Tire incineration is not renewable energy
— Brian Schwartz and Cindy Parker are both physicians and faculty in the Department of Environmental Health Sciences at the Johns Hopkins Bloomberg School of Public Health in Baltimore, Maryland. They are also both Fellows of the Post Carbon Institute. The opinions expressed are solely their own. —
How do you solve a problem like David Miller?
According to the Chicago Tribune, he is the Illinois representative who last month, with little fanfare and notice at the time, attempted to modify legislation to include tire burning in the state’s definition of renewable energy.
The bill failed to pass initially but it isn’t dead yet – supporters may attempt to add it to another bill before the General Assembly adjourns.
The amendment was mainly done to allow a company called Geneva Energy to obtain green energy credits for its incinerator in Ford Heights, a village in Cook County approximately 25 miles south of downtown Chicago.
In 2000, the village was 96 percent African-American and had a per capita income less than $9,000, making it one of the poorest suburbs in the United States.
The incinerator has had difficulty complying with environmental regulations regarding its pollution and toxic releases at the site, the Tribune reports.
After Rep. Miller changed the language in the bill, and concern from environmental groups increased, he removed his name from the bill and recently absolved himself of all responsibility by declaring it “no longer his bill.”
Through our public health lens, one with which we try to maximize the health and well-being of populations of people, there are several aspects of this that are very wrong.
To start with, we must get serious about real renewable energy.
When polls document that Americans understand little about energy, what it is, where it comes from, and that all energy sources have downsides that must be considered over the short and long terms, we cannot add to the confusion by labeling tire burning a form of renewable energy. It is not.
Tires are made from many chemicals, including those derived from fossil fuels.
Burning tires contributes to climate change through greenhouse gas emissions, as carbon previously safely stored deep underground in the form of complex hydrocarbons in petroleum is released as carbon dioxide after combustion.
Renewable energy does not rely on finite resources like coal, natural gas, petroleum, or uranium. It relies on self-replenishing resources like the sun, wind, tides, waves, and geothermal.
Burning tires also releases many toxicants, the formal name for chemical poisons, which cause local health effects.
These toxicants include those that can cause cancer, heart disease, asthma and other lung problems, and nervous system problems such as cognitive dysfunction from heavy metals.
There is no doubt that burning tires is the least desirable way to dispose of them.
We must not burden poor communities with environmental hazards. Plenty of data suggest the continued preferential siting of undesirable activities in such places like Ford Heights, whose residents are poor minorities with little political influence or voice.
And siting of tire incinerators in these communities contributes mightily to their ongoing disadvantage.
There is growing recognition of the myriad health effects of such operations, which create a “positive” feedback loop that helps ensure that those living in poverty remain in poverty.
This is a form of environmental inequity, or environmental injustice, which should no longer be allowed to contribute to health disparities between more affluent and disadvantaged communities.

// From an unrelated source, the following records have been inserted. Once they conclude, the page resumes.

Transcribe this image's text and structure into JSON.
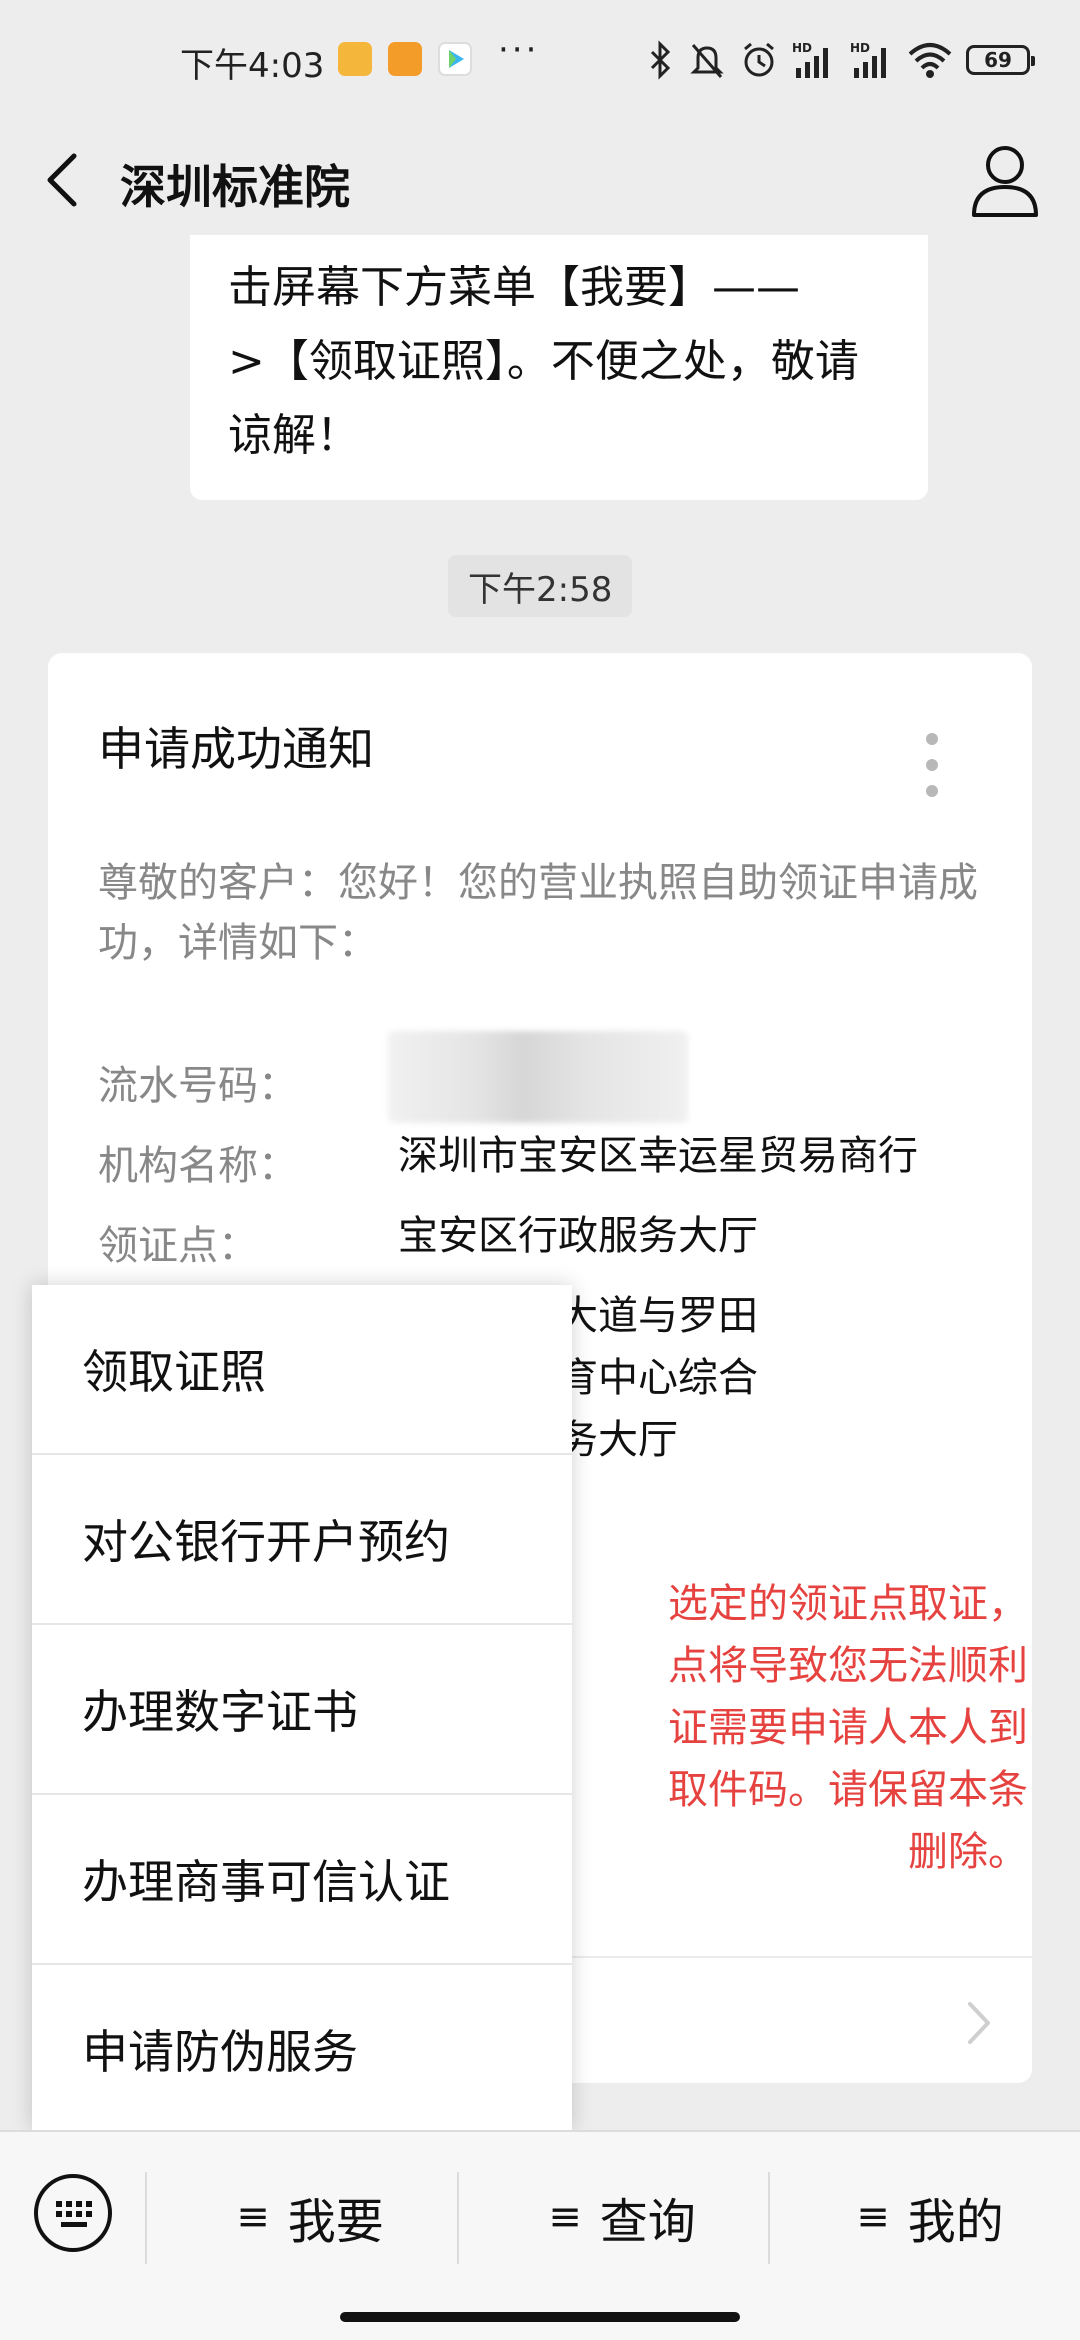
{
  "status_bar": {
    "time": "下午4:03",
    "more_glyph": "···",
    "battery": "69",
    "app_icons": [
      {
        "name": "notes-app",
        "color": "#f5b63c"
      },
      {
        "name": "radio-app",
        "color": "#f39c2a"
      },
      {
        "name": "video-app",
        "color": "#3bb7f0"
      }
    ],
    "indicators": [
      "bluetooth-icon",
      "mute-icon",
      "alarm-icon",
      "hd-signal-icon",
      "hd-signal-icon",
      "wifi-icon"
    ]
  },
  "header": {
    "title": "深圳标准院",
    "back_icon": "chevron-left-icon",
    "profile_icon": "person-icon"
  },
  "chat": {
    "previous_message": "寻在线服务。【领取证照】请点\n击屏幕下方菜单【我要】——\n>【领取证照】。不便之处，敬请\n谅解！",
    "timestamp": "下午2:58",
    "card": {
      "title": "申请成功通知",
      "more_icon": "vertical-dots-icon",
      "intro": "尊敬的客户：您好！您的营业执照自助领证申请成功，详情如下：",
      "fields": [
        {
          "label": "流水号码：",
          "value": ""
        },
        {
          "label": "机构名称：",
          "value": "深圳市宝安区幸运星贸易商行"
        },
        {
          "label": "领证点：",
          "value": "宝安区行政服务大厅"
        }
      ],
      "address_visible": "安区宝安大道与罗田\n宝安区体育中心综合\n楼行政服务大厅",
      "warning_visible": "选定的领证点取证，\n点将导致您无法顺利\n证需要申请人本人到\n取件码。请保留本条\n删除。"
    }
  },
  "popup_menu": {
    "items": [
      "领取证照",
      "对公银行开户预约",
      "办理数字证书",
      "办理商事可信认证",
      "申请防伪服务"
    ]
  },
  "bottom_menu": {
    "keyboard_icon": "keyboard-icon",
    "tabs": [
      {
        "glyph": "≡",
        "label": "我要"
      },
      {
        "glyph": "≡",
        "label": "查询"
      },
      {
        "glyph": "≡",
        "label": "我的"
      }
    ]
  },
  "colors": {
    "background": "#ededed",
    "card": "#ffffff",
    "warning_red": "#e64340",
    "muted_gray": "#888888"
  }
}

Why do these silly things continue to happen in legislatures all over the country?
At least in part, this is because of the influence of money in politics.
As Jim Hansen of the Goddard Institute for Space Studies has argued, in reference to developing real solutions to climate change, until we achieve real campaign finance reform we are unlikely to be able to achieve real and sensible solutions to a variety of environmental and public health problems, including tire incineration in disadvantaged communities, climate change, mountaintop removal coal mining in the Appalachian Mountains, and continued over-building of low-density, single use, non-walkable, and automobile-centered patterns of land use called “sprawl,” itself a cause of many other public health and environmental problems.

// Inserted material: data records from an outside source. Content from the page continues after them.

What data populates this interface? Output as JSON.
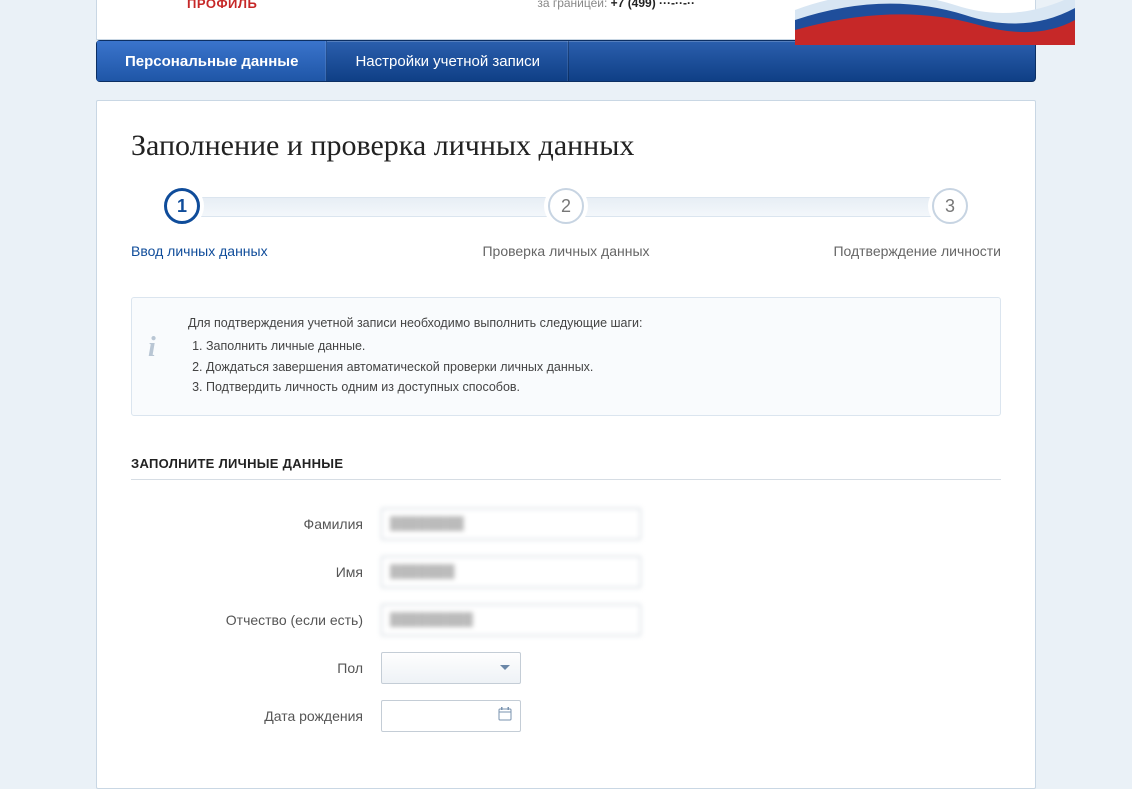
{
  "header": {
    "logo_text": "ПРОФИЛЬ",
    "phone_label": "за границей:",
    "phone_value": "+7 (499) ···-··-··"
  },
  "nav": {
    "items": [
      {
        "label": "Персональные данные",
        "active": true
      },
      {
        "label": "Настройки учетной записи",
        "active": false
      }
    ]
  },
  "page": {
    "title": "Заполнение и проверка личных данных"
  },
  "steps": {
    "s1": {
      "num": "1",
      "label": "Ввод личных данных"
    },
    "s2": {
      "num": "2",
      "label": "Проверка личных данных"
    },
    "s3": {
      "num": "3",
      "label": "Подтверждение личности"
    }
  },
  "info": {
    "intro": "Для подтверждения учетной записи необходимо выполнить следующие шаги:",
    "i1": "Заполнить личные данные.",
    "i2": "Дождаться завершения автоматической проверки личных данных.",
    "i3": "Подтвердить личность одним из доступных способов."
  },
  "form": {
    "section_title": "ЗАПОЛНИТЕ ЛИЧНЫЕ ДАННЫЕ",
    "lastname_label": "Фамилия",
    "lastname_value": "████████",
    "firstname_label": "Имя",
    "firstname_value": "███████",
    "patronymic_label": "Отчество (если есть)",
    "patronymic_value": "█████████",
    "gender_label": "Пол",
    "dob_label": "Дата рождения"
  }
}
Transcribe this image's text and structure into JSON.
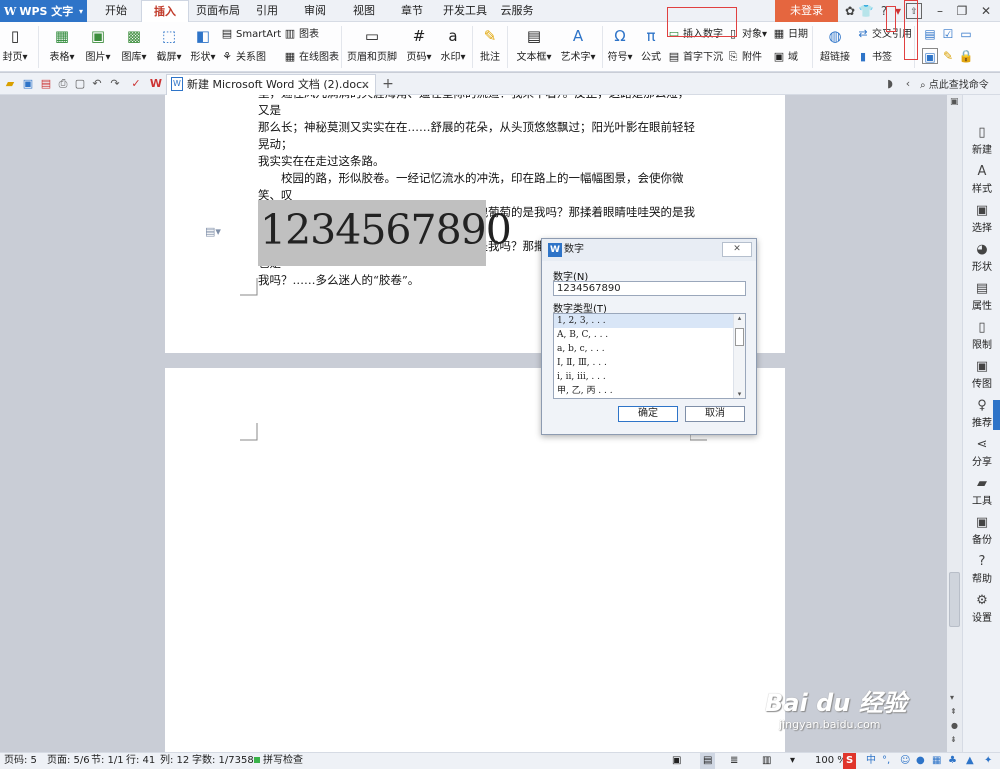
{
  "app": {
    "name": "WPS 文字",
    "logo": "W"
  },
  "menu_tabs": [
    "开始",
    "插入",
    "页面布局",
    "引用",
    "审阅",
    "视图",
    "章节",
    "开发工具",
    "云服务"
  ],
  "active_tab": "插入",
  "login_label": "未登录",
  "ribbon": {
    "page_group": "封页",
    "table": "表格",
    "picture": "图片",
    "gallery": "图库",
    "screenshot": "截屏",
    "shape": "形状",
    "smartart": "SmartArt",
    "chart": "图表",
    "relation_chart": "关系图",
    "online_chart": "在线图表",
    "header_footer": "页眉和页脚",
    "page_number": "页码",
    "watermark": "水印",
    "comment": "批注",
    "textbox": "文本框",
    "wordart": "艺术字",
    "symbol": "符号",
    "formula": "公式",
    "insert_number": "插入数字",
    "object": "对象",
    "date": "日期",
    "drop_cap": "首字下沉",
    "attachment": "附件",
    "field": "域",
    "hyperlink": "超链接",
    "cross_ref": "交叉引用",
    "bookmark": "书签"
  },
  "quickbar": {
    "doc_tab": "新建 Microsoft Word 文档 (2).docx *",
    "search": "点此查找命令"
  },
  "document": {
    "para1_l1": "里，遮住风儿满满的天涯海角、遥在星际的流道！我来不着）。反正，这路是那么短，又是",
    "para1_l2": "那么长；神秘莫测又实实在在……舒展的花朵，从头顶悠悠飘过；阳光叶影在眼前轻轻晃动；",
    "para1_l3": "我实实在在走过这条路。",
    "para2_l1": "　　校园的路，形似胶卷。一经记忆流水的冲洗，印在路上的一幅幅图景，会使你微笑、叹",
    "para2_l2": "息，沉迷不醒……天呐！那从地上跳起，去拽葡萄的是我吗？那揉着眼睛哇哇哭的是我吗？",
    "para2_l3": "那依偎柳树，盯住盘旋在云空的雄鹰的，也是我吗？那撒娇般地拽住老师手儿直摇纺，也是",
    "para2_l4": "我吗？……多么迷人的“胶卷”。",
    "inserted_number": "1234567890"
  },
  "dialog": {
    "title": "数字",
    "number_label": "数字(N)",
    "number_value": "1234567890",
    "type_label": "数字类型(T)",
    "types": [
      "1, 2, 3, . . .",
      "A, B, C, . . .",
      "a, b, c, . . .",
      "Ⅰ, Ⅱ, Ⅲ, . . .",
      "i, ii, iii, . . .",
      "甲, 乙, 丙 . . ."
    ],
    "selected_type_index": 0,
    "ok": "确定",
    "cancel": "取消"
  },
  "right_pane": [
    "新建",
    "样式",
    "选择",
    "形状",
    "属性",
    "限制",
    "传图",
    "推荐",
    "分享",
    "工具",
    "备份",
    "帮助",
    "设置"
  ],
  "status": {
    "page": "页码: 5",
    "pages": "页面: 5/6",
    "section": "节: 1/1",
    "row": "行: 41",
    "col": "列: 12",
    "words": "字数: 1/7358",
    "spell": "拼写检查",
    "zoom": "100 %"
  },
  "watermark": {
    "line1": "Bai du 经验",
    "line2": "jingyan.baidu.com"
  },
  "colors": {
    "accent": "#2e74c8",
    "login": "#e5663f",
    "highlight": "#e04040",
    "active_tab_text": "#c13b2a"
  }
}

Finally, we must make corporations accountable for their actions.
We must change corporate laws so that these are no longer a vehicle for the privatization of profit and the socialization of risk.

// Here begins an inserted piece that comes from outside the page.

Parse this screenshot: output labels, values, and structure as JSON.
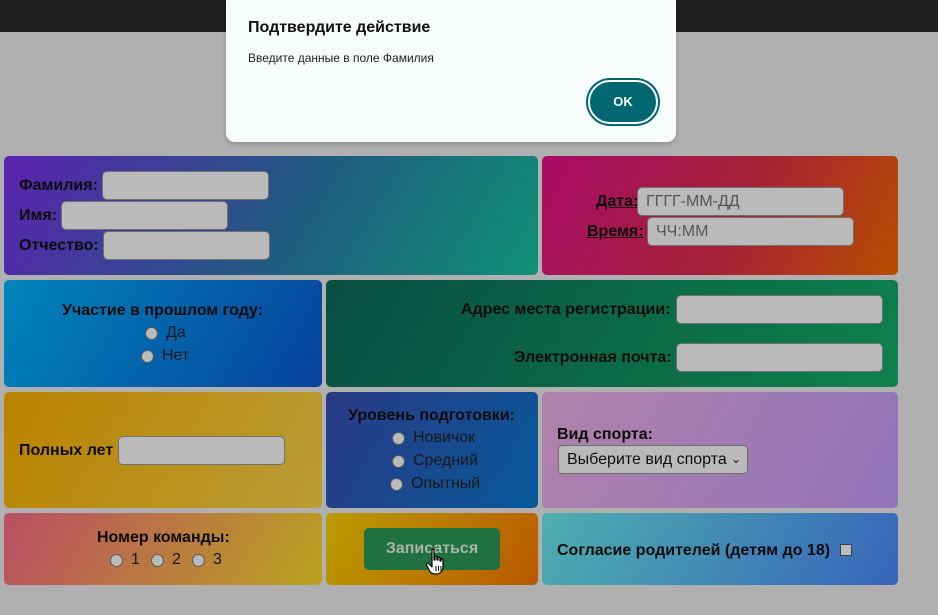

We must also hold our elected officials accountable for making laws that force corporations to think not only about short-term profits, but also about public health and well-being, at the community level on up to the global level.
Until we do, we will continue to chase our tail in protection of the public’s health, always reacting to bad and silly decisions made only in search of short-term profit and power without consideration of the myriad other effects these decisions have.
Image shows illegally dumped tires at the abandoned and decaying Packard Motor Car Manufacturing plant near downtown Detroit, Michigan June 21, 2009. REUTERS/Rebecca Cook